* _INFORMATION SUPPLIED_:
+++

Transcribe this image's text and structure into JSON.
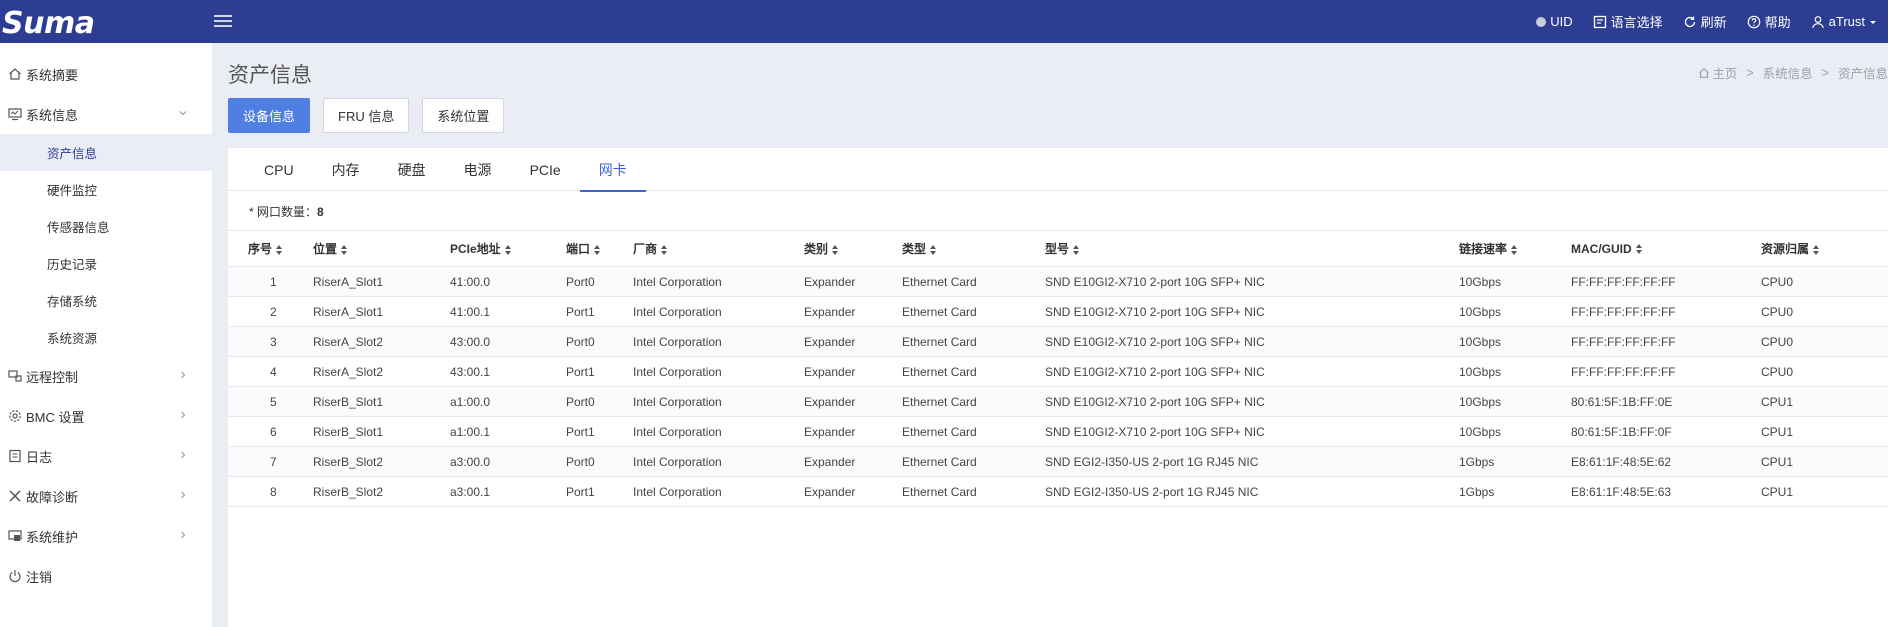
{
  "topbar": {
    "logo": "Suma",
    "nav": [
      {
        "icon": "uid-dot-icon",
        "label": "UID"
      },
      {
        "icon": "language-icon",
        "label": "语言选择"
      },
      {
        "icon": "refresh-icon",
        "label": "刷新"
      },
      {
        "icon": "help-icon",
        "label": "帮助"
      },
      {
        "icon": "user-icon",
        "label": "aTrust"
      }
    ]
  },
  "sidebar": {
    "items": [
      {
        "icon": "home-icon",
        "label": "系统摘要"
      },
      {
        "icon": "monitor-icon",
        "label": "系统信息"
      },
      {
        "icon": "remote-icon",
        "label": "远程控制"
      },
      {
        "icon": "gear-icon",
        "label": "BMC 设置"
      },
      {
        "icon": "log-icon",
        "label": "日志"
      },
      {
        "icon": "tools-icon",
        "label": "故障诊断"
      },
      {
        "icon": "maintenance-icon",
        "label": "系统维护"
      },
      {
        "icon": "power-icon",
        "label": "注销"
      }
    ],
    "sub_items": [
      "资产信息",
      "硬件监控",
      "传感器信息",
      "历史记录",
      "存储系统",
      "系统资源"
    ]
  },
  "page": {
    "title": "资产信息",
    "breadcrumb": [
      "主页",
      "系统信息",
      "资产信息"
    ],
    "buttons": [
      "设备信息",
      "FRU 信息",
      "系统位置"
    ],
    "tabs": [
      "CPU",
      "内存",
      "硬盘",
      "电源",
      "PCIe",
      "网卡"
    ],
    "count_label": "* 网口数量：",
    "count_value": "8"
  },
  "table": {
    "headers": [
      "序号",
      "位置",
      "PCIe地址",
      "端口",
      "厂商",
      "类别",
      "类型",
      "型号",
      "链接速率",
      "MAC/GUID",
      "资源归属"
    ],
    "rows": [
      [
        "1",
        "RiserA_Slot1",
        "41:00.0",
        "Port0",
        "Intel Corporation",
        "Expander",
        "Ethernet Card",
        "SND E10GI2-X710 2-port 10G SFP+ NIC",
        "10Gbps",
        "FF:FF:FF:FF:FF:FF",
        "CPU0"
      ],
      [
        "2",
        "RiserA_Slot1",
        "41:00.1",
        "Port1",
        "Intel Corporation",
        "Expander",
        "Ethernet Card",
        "SND E10GI2-X710 2-port 10G SFP+ NIC",
        "10Gbps",
        "FF:FF:FF:FF:FF:FF",
        "CPU0"
      ],
      [
        "3",
        "RiserA_Slot2",
        "43:00.0",
        "Port0",
        "Intel Corporation",
        "Expander",
        "Ethernet Card",
        "SND E10GI2-X710 2-port 10G SFP+ NIC",
        "10Gbps",
        "FF:FF:FF:FF:FF:FF",
        "CPU0"
      ],
      [
        "4",
        "RiserA_Slot2",
        "43:00.1",
        "Port1",
        "Intel Corporation",
        "Expander",
        "Ethernet Card",
        "SND E10GI2-X710 2-port 10G SFP+ NIC",
        "10Gbps",
        "FF:FF:FF:FF:FF:FF",
        "CPU0"
      ],
      [
        "5",
        "RiserB_Slot1",
        "a1:00.0",
        "Port0",
        "Intel Corporation",
        "Expander",
        "Ethernet Card",
        "SND E10GI2-X710 2-port 10G SFP+ NIC",
        "10Gbps",
        "80:61:5F:1B:FF:0E",
        "CPU1"
      ],
      [
        "6",
        "RiserB_Slot1",
        "a1:00.1",
        "Port1",
        "Intel Corporation",
        "Expander",
        "Ethernet Card",
        "SND E10GI2-X710 2-port 10G SFP+ NIC",
        "10Gbps",
        "80:61:5F:1B:FF:0F",
        "CPU1"
      ],
      [
        "7",
        "RiserB_Slot2",
        "a3:00.0",
        "Port0",
        "Intel Corporation",
        "Expander",
        "Ethernet Card",
        "SND EGI2-I350-US 2-port 1G RJ45 NIC",
        "1Gbps",
        "E8:61:1F:48:5E:62",
        "CPU1"
      ],
      [
        "8",
        "RiserB_Slot2",
        "a3:00.1",
        "Port1",
        "Intel Corporation",
        "Expander",
        "Ethernet Card",
        "SND EGI2-I350-US 2-port 1G RJ45 NIC",
        "1Gbps",
        "E8:61:1F:48:5E:63",
        "CPU1"
      ]
    ]
  },
  "colors": {
    "topbar": "#2d3d91",
    "primary_button": "#4f7fe0",
    "active_tab": "#3b63d6"
  }
}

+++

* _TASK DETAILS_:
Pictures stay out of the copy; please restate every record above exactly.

* _EXERCISE RESULT_:
Transcribe this image's text and structure into JSON.
{
  "topbar": {
    "logo": "Suma",
    "nav": [
      {
        "icon": "uid-dot-icon",
        "label": "UID"
      },
      {
        "icon": "language-icon",
        "label": "语言选择"
      },
      {
        "icon": "refresh-icon",
        "label": "刷新"
      },
      {
        "icon": "help-icon",
        "label": "帮助"
      },
      {
        "icon": "user-icon",
        "label": "aTrust"
      }
    ]
  },
  "sidebar": {
    "items": [
      {
        "icon": "home-icon",
        "label": "系统摘要"
      },
      {
        "icon": "monitor-icon",
        "label": "系统信息"
      },
      {
        "icon": "remote-icon",
        "label": "远程控制"
      },
      {
        "icon": "gear-icon",
        "label": "BMC 设置"
      },
      {
        "icon": "log-icon",
        "label": "日志"
      },
      {
        "icon": "tools-icon",
        "label": "故障诊断"
      },
      {
        "icon": "maintenance-icon",
        "label": "系统维护"
      },
      {
        "icon": "power-icon",
        "label": "注销"
      }
    ],
    "sub_items": [
      "资产信息",
      "硬件监控",
      "传感器信息",
      "历史记录",
      "存储系统",
      "系统资源"
    ]
  },
  "page": {
    "title": "资产信息",
    "breadcrumb": [
      "主页",
      "系统信息",
      "资产信息"
    ],
    "buttons": [
      "设备信息",
      "FRU 信息",
      "系统位置"
    ],
    "tabs": [
      "CPU",
      "内存",
      "硬盘",
      "电源",
      "PCIe",
      "网卡"
    ],
    "count_label": "* 网口数量：",
    "count_value": "8"
  },
  "table": {
    "headers": [
      "序号",
      "位置",
      "PCIe地址",
      "端口",
      "厂商",
      "类别",
      "类型",
      "型号",
      "链接速率",
      "MAC/GUID",
      "资源归属"
    ],
    "rows": [
      [
        "1",
        "RiserA_Slot1",
        "41:00.0",
        "Port0",
        "Intel Corporation",
        "Expander",
        "Ethernet Card",
        "SND E10GI2-X710 2-port 10G SFP+ NIC",
        "10Gbps",
        "FF:FF:FF:FF:FF:FF",
        "CPU0"
      ],
      [
        "2",
        "RiserA_Slot1",
        "41:00.1",
        "Port1",
        "Intel Corporation",
        "Expander",
        "Ethernet Card",
        "SND E10GI2-X710 2-port 10G SFP+ NIC",
        "10Gbps",
        "FF:FF:FF:FF:FF:FF",
        "CPU0"
      ],
      [
        "3",
        "RiserA_Slot2",
        "43:00.0",
        "Port0",
        "Intel Corporation",
        "Expander",
        "Ethernet Card",
        "SND E10GI2-X710 2-port 10G SFP+ NIC",
        "10Gbps",
        "FF:FF:FF:FF:FF:FF",
        "CPU0"
      ],
      [
        "4",
        "RiserA_Slot2",
        "43:00.1",
        "Port1",
        "Intel Corporation",
        "Expander",
        "Ethernet Card",
        "SND E10GI2-X710 2-port 10G SFP+ NIC",
        "10Gbps",
        "FF:FF:FF:FF:FF:FF",
        "CPU0"
      ],
      [
        "5",
        "RiserB_Slot1",
        "a1:00.0",
        "Port0",
        "Intel Corporation",
        "Expander",
        "Ethernet Card",
        "SND E10GI2-X710 2-port 10G SFP+ NIC",
        "10Gbps",
        "80:61:5F:1B:FF:0E",
        "CPU1"
      ],
      [
        "6",
        "RiserB_Slot1",
        "a1:00.1",
        "Port1",
        "Intel Corporation",
        "Expander",
        "Ethernet Card",
        "SND E10GI2-X710 2-port 10G SFP+ NIC",
        "10Gbps",
        "80:61:5F:1B:FF:0F",
        "CPU1"
      ],
      [
        "7",
        "RiserB_Slot2",
        "a3:00.0",
        "Port0",
        "Intel Corporation",
        "Expander",
        "Ethernet Card",
        "SND EGI2-I350-US 2-port 1G RJ45 NIC",
        "1Gbps",
        "E8:61:1F:48:5E:62",
        "CPU1"
      ],
      [
        "8",
        "RiserB_Slot2",
        "a3:00.1",
        "Port1",
        "Intel Corporation",
        "Expander",
        "Ethernet Card",
        "SND EGI2-I350-US 2-port 1G RJ45 NIC",
        "1Gbps",
        "E8:61:1F:48:5E:63",
        "CPU1"
      ]
    ]
  },
  "colors": {
    "topbar": "#2d3d91",
    "primary_button": "#4f7fe0",
    "active_tab": "#3b63d6"
  }
}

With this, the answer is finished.